This year marks Back Country Horsemen of America’s 40th year as the leading organization keeping trails open for horse use. Their state organizations have been celebrating this milestone in many unique ways. Back Country Horsemen of Utah combined their love of traveling by horsepower with their dedication to caring for the land. From July 27 through Aug. 4, about 130 people on 10 authentic Conestoga-style wagons and horseback rode over 100 miles across central Utah, doing trail projects along the way.
Traveling 12 to 15 miles each day, BCHU followed the Skyline Drive Trail through the high mountain valleys of central Utah above Sanpete and Emery counties. Riders, hikers and packers joined at different places along the route and traveled with the group as long as their schedules allowed.
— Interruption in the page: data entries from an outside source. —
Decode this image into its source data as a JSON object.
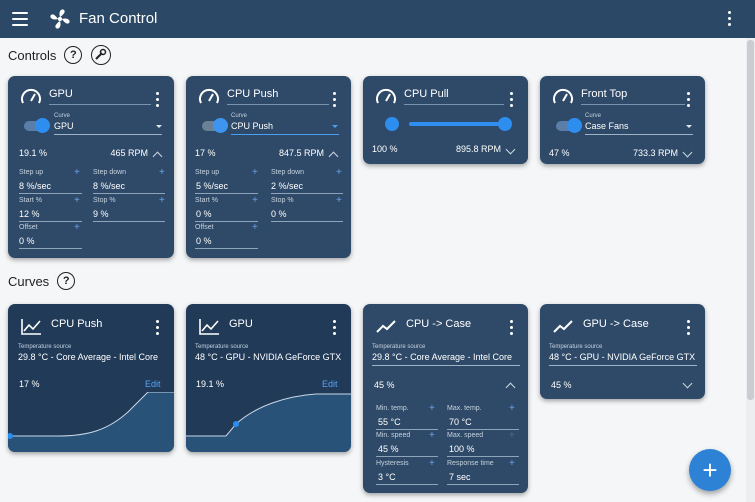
{
  "app": {
    "title": "Fan Control"
  },
  "sections": {
    "controls": "Controls",
    "curves": "Curves"
  },
  "controls": [
    {
      "name": "GPU",
      "selector_label": "Curve",
      "selector_value": "GPU",
      "percent": "19.1 %",
      "rpm": "465 RPM",
      "fields": [
        {
          "label": "Step up",
          "value": "8 %/sec"
        },
        {
          "label": "Step down",
          "value": "8 %/sec"
        },
        {
          "label": "Start %",
          "value": "12 %"
        },
        {
          "label": "Stop %",
          "value": "9 %"
        },
        {
          "label": "Offset",
          "value": "0 %"
        }
      ]
    },
    {
      "name": "CPU Push",
      "selector_label": "Curve",
      "selector_value": "CPU Push",
      "percent": "17 %",
      "rpm": "847.5 RPM",
      "fields": [
        {
          "label": "Step up",
          "value": "5 %/sec"
        },
        {
          "label": "Step down",
          "value": "2 %/sec"
        },
        {
          "label": "Start %",
          "value": "0 %"
        },
        {
          "label": "Stop %",
          "value": "0 %"
        },
        {
          "label": "Offset",
          "value": "0 %"
        }
      ]
    },
    {
      "name": "CPU Pull",
      "percent": "100 %",
      "rpm": "895.8 RPM",
      "slider_value": 1.0
    },
    {
      "name": "Front Top",
      "selector_label": "Curve",
      "selector_value": "Case Fans",
      "percent": "47 %",
      "rpm": "733.3 RPM"
    }
  ],
  "curves": [
    {
      "name": "CPU Push",
      "source_label": "Temperature source",
      "source_value": "29.8 °C - Core Average - Intel Core",
      "percent": "17 %",
      "edit": "Edit"
    },
    {
      "name": "GPU",
      "source_label": "Temperature source",
      "source_value": "48 °C - GPU - NVIDIA GeForce GTX",
      "percent": "19.1 %",
      "edit": "Edit"
    },
    {
      "name": "CPU -> Case",
      "source_label": "Temperature source",
      "source_value": "29.8 °C - Core Average - Intel Core",
      "percent": "45 %",
      "fields": [
        {
          "label": "Min. temp.",
          "value": "55 °C"
        },
        {
          "label": "Max. temp.",
          "value": "70 °C"
        },
        {
          "label": "Min. speed",
          "value": "45 %"
        },
        {
          "label": "Max. speed",
          "value": "100 %"
        },
        {
          "label": "Hysteresis",
          "value": "3 °C"
        },
        {
          "label": "Response time",
          "value": "7 sec"
        }
      ]
    },
    {
      "name": "GPU -> Case",
      "source_label": "Temperature source",
      "source_value": "48 °C - GPU - NVIDIA GeForce GTX",
      "percent": "45 %"
    }
  ],
  "fab": {
    "label": "+"
  },
  "colors": {
    "appbar": "#2b4867",
    "card": "#2f4a68",
    "accent": "#2d8ef0"
  }
}
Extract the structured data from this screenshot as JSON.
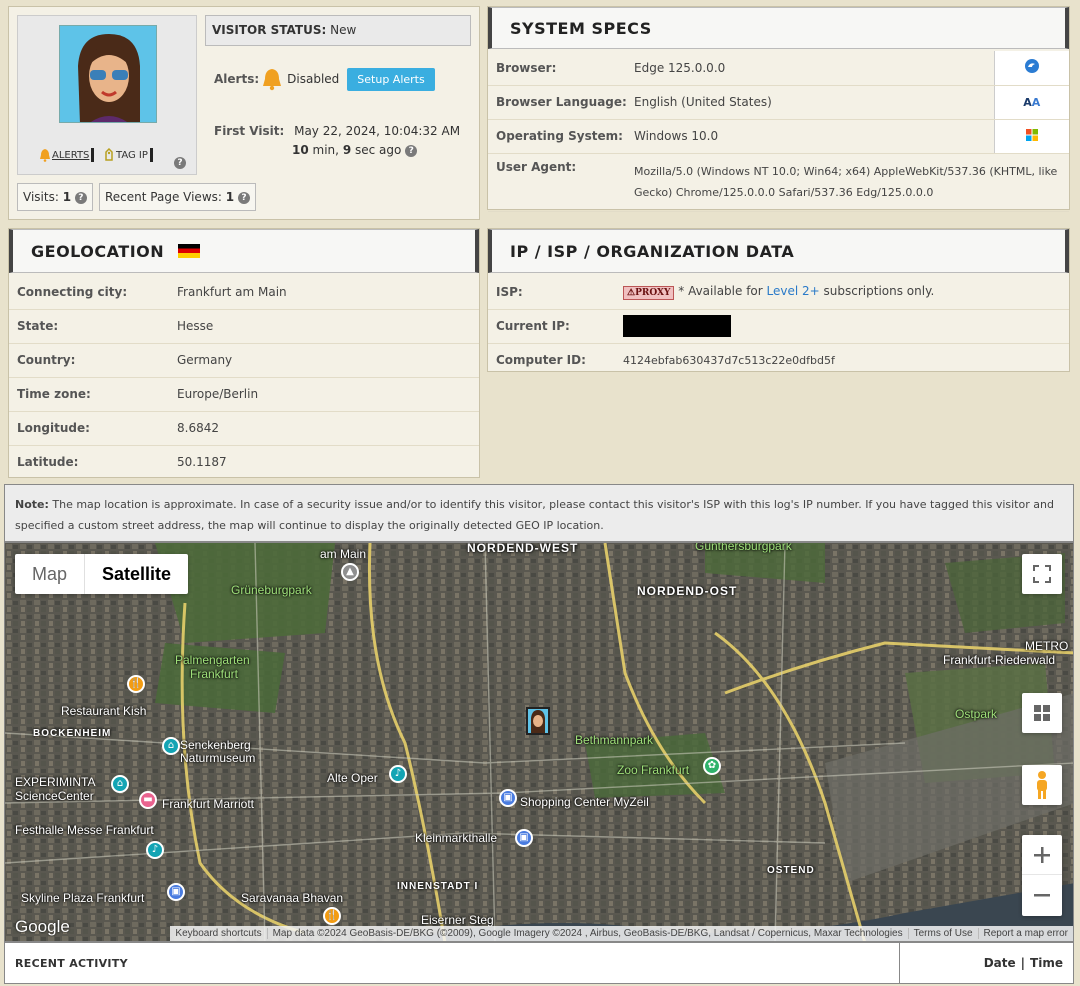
{
  "visitor": {
    "status_label": "VISITOR STATUS:",
    "status_value": "New",
    "alerts_label": "Alerts:",
    "alerts_value": "Disabled",
    "setup_alerts": "Setup Alerts",
    "first_visit_label": "First Visit:",
    "first_visit_date": "May 22, 2024, 10:04:32 AM",
    "duration_min": "10",
    "duration_min_unit": "min,",
    "duration_sec": "9",
    "duration_sec_unit": "sec ago",
    "alerts_button": "ALERTS",
    "tag_ip_button": "TAG IP",
    "visits_label": "Visits:",
    "visits_value": "1",
    "page_views_label": "Recent Page Views:",
    "page_views_value": "1"
  },
  "system_specs": {
    "title": "SYSTEM SPECS",
    "rows": [
      {
        "label": "Browser:",
        "value": "Edge 125.0.0.0",
        "icon": "edge-browser-icon"
      },
      {
        "label": "Browser Language:",
        "value": "English (United States)",
        "icon": "language-icon"
      },
      {
        "label": "Operating System:",
        "value": "Windows 10.0",
        "icon": "windows-icon"
      },
      {
        "label": "User Agent:",
        "value": "Mozilla/5.0 (Windows NT 10.0; Win64; x64) AppleWebKit/537.36 (KHTML, like Gecko) Chrome/125.0.0.0 Safari/537.36 Edg/125.0.0.0"
      }
    ]
  },
  "geolocation": {
    "title": "GEOLOCATION",
    "flag": "germany-flag-icon",
    "rows": [
      {
        "label": "Connecting city:",
        "value": "Frankfurt am Main"
      },
      {
        "label": "State:",
        "value": "Hesse"
      },
      {
        "label": "Country:",
        "value": "Germany"
      },
      {
        "label": "Time zone:",
        "value": "Europe/Berlin"
      },
      {
        "label": "Longitude:",
        "value": "8.6842"
      },
      {
        "label": "Latitude:",
        "value": "50.1187"
      }
    ]
  },
  "isp": {
    "title": "IP / ISP / ORGANIZATION DATA",
    "isp_label": "ISP:",
    "proxy_badge": "PROXY",
    "isp_note_prefix": "* Available for",
    "isp_note_link": "Level 2+",
    "isp_note_suffix": "subscriptions only.",
    "current_ip_label": "Current IP:",
    "computer_id_label": "Computer ID:",
    "computer_id_value": "4124ebfab630437d7c513c22e0dfbd5f"
  },
  "note": {
    "label": "Note:",
    "text": "The map location is approximate. In case of a security issue and/or to identify this visitor, please contact this visitor's ISP with this log's IP number. If you have tagged this visitor and specified a custom street address, the map will continue to display the originally detected GEO IP location."
  },
  "map": {
    "tab_map": "Map",
    "tab_satellite": "Satellite",
    "labels": {
      "nordend_west": "NORDEND-WEST",
      "nordend_ost": "NORDEND-OST",
      "gruneburgpark": "Grüneburgpark",
      "palmengarten": "Palmengarten",
      "palmengarten2": "Frankfurt",
      "restaurant_kish": "Restaurant Kish",
      "bockenheim": "BOCKENHEIM",
      "senckenberg": "Senckenberg",
      "senckenberg2": "Naturmuseum",
      "experiminta": "EXPERIMINTA",
      "sciencecenter": "ScienceCenter",
      "frankfurt_marriott": "Frankfurt Marriott",
      "festhalle": "Festhalle Messe Frankfurt",
      "skyline_plaza": "Skyline Plaza Frankfurt",
      "saravanaa": "Saravanaa Bhavan",
      "alte_oper": "Alte Oper",
      "kleinmarkthalle": "Kleinmarkthalle",
      "innenstadt": "INNENSTADT I",
      "eiserner_steg": "Eiserner Steg",
      "shopping_center": "Shopping Center MyZeil",
      "zoo": "Zoo Frankfurt",
      "bethmannpark": "Bethmannpark",
      "ostend": "OSTEND",
      "ostpark": "Ostpark",
      "frankfurt_riederwald": "Frankfurt-Riederwald",
      "metro": "METRO",
      "gunthersburgpark": "Günthersburgpark",
      "am_main": "am Main"
    },
    "google": "Google",
    "keyboard_shortcuts": "Keyboard shortcuts",
    "map_data": "Map data ©2024 GeoBasis-DE/BKG (©2009), Google Imagery ©2024 , Airbus, GeoBasis-DE/BKG, Landsat / Copernicus, Maxar Technologies",
    "terms": "Terms of Use",
    "report": "Report a map error"
  },
  "recent_activity": {
    "title": "RECENT ACTIVITY",
    "date_label": "Date",
    "separator": "|",
    "time_label": "Time"
  }
}
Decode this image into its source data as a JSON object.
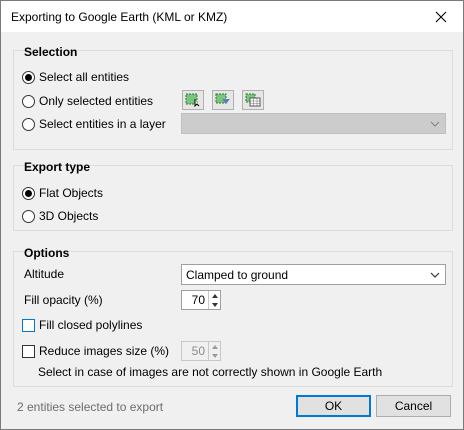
{
  "window": {
    "title": "Exporting to Google Earth (KML or KMZ)"
  },
  "selection": {
    "title": "Selection",
    "options": [
      "Select all entities",
      "Only selected entities",
      "Select entities in a layer"
    ],
    "layer_value": ""
  },
  "export_type": {
    "title": "Export type",
    "options": [
      "Flat Objects",
      "3D Objects"
    ]
  },
  "options": {
    "title": "Options",
    "altitude_label": "Altitude",
    "altitude_value": "Clamped to ground",
    "fill_opacity_label": "Fill opacity (%)",
    "fill_opacity_value": "70",
    "fill_closed_label": "Fill closed polylines",
    "reduce_label": "Reduce images size (%)",
    "reduce_value": "50",
    "reduce_hint": "Select in case of images are not correctly shown in Google Earth"
  },
  "footer": {
    "status": "2 entities selected to export",
    "ok_label": "OK",
    "cancel_label": "Cancel"
  }
}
At various points along the trail, they stopped to complete projects for the local Forest Service units. In addition to general trail clearing and maintenance, they clipped seed heads from noxious weeds near Potter’s Pond and removed an old wood and wire pen at Grassy Lake. They also assisted with reseeding efforts and trail rehabilitation in the canyons descending into Sanpete and Emery Counties, which were ravaged by the wildfires of summer 2012.
Back Country Horsemen of Utah members learned more about America’s great western heritage, thanks to the teamsters who generously shared their knowledge and even taught folks how to drive a wagon. Dutch oven dinners around the campfire were accompanied by Leave No Trace presentations and entertainment by cowboy poets, storytellers and musicians. Near the end of the trek, BCHU members formed a parade down Main Street in Ephraim and Spring City.
Back Country Horsemen of Utah were joined on their journey by two teams of reporters. Deseret News ran their story on the front page on Monday, August 5. Read it on their website, www.deseretnews.com (search for Back Country Horsemen of Utah). KSL 5 Outdoor Show’s Adam Eakle devoted an entire show to BCHU’s trek, which aired on Aug. 24. You can watch the 30-minute show via podcast on www.ksl.com (search for Outdoor Show Aug. 24).
On behalf of Back Country Horsemen of America, BCHU accepted a plaque and a letter of appreciation for 40 years of service and partnership from US Forest Service Regional Supervisor Sean Harwood and District Ranger Kevin Draper.
Utah Governor Gary Herbert sent a letter of gratitude for the public service BCHU provides on the state’s trail system. In part he wrote, “I understand the United States Forest Service estimates that 40% of all volunteer hours donated to maintain trails in our nation are contributed by members of Back Country Horsemen of America. On behalf of the residents of Utah, I express our appreciation for the more than 7,100 hours of volunteer labor members of Back Country Horsemen of Utah donated in our state last year…Your valuable volunteer service equated, in fact, to more than $168,800 in cost savings.”
Formed in 1993, BCHU has 13 active chapters in the state of Utah encompassing every geographic region. To commemorate this exclusive event, Back Country Horsemen of Utah posted a video collage of photos from the trek on their website www.bchu.com; on Back Country Horsemen of America’s homepage www.backcountryhorse.com; and on You Tube.
BCHA is a non-profit corporation made up of state organizations, affiliates and at-large members. Their efforts have brought about positive changes regarding the use of horses and stock in the wilderness and public lands. If you want to know more about Back Country Horsemen of America or become a member, visit their website at www.backcountryhorse.com; call 888-893-5161; or write PO Box 1367, Graham, WA 98338-1367. The future of horse use on public lands is in our hands!